▶ _Assignment_
Go through the records, and copy each line in which the string "DIFS" is present.
---
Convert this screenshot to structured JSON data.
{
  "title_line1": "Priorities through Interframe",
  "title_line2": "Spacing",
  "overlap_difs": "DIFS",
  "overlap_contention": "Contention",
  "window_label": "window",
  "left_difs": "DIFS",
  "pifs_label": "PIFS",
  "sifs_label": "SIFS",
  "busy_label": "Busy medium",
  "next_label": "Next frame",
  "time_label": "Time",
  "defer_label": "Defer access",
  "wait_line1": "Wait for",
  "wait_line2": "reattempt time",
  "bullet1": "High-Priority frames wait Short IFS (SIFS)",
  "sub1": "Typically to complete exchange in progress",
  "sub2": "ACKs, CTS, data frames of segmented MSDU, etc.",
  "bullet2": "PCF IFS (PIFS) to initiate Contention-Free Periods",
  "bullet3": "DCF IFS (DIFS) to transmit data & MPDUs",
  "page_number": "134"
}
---
▶ _Finished exercise_
  "overlap_difs": "DIFS",
  "left_difs": "DIFS",
  "bullet3": "DCF IFS (DIFS) to transmit data & MPDUs",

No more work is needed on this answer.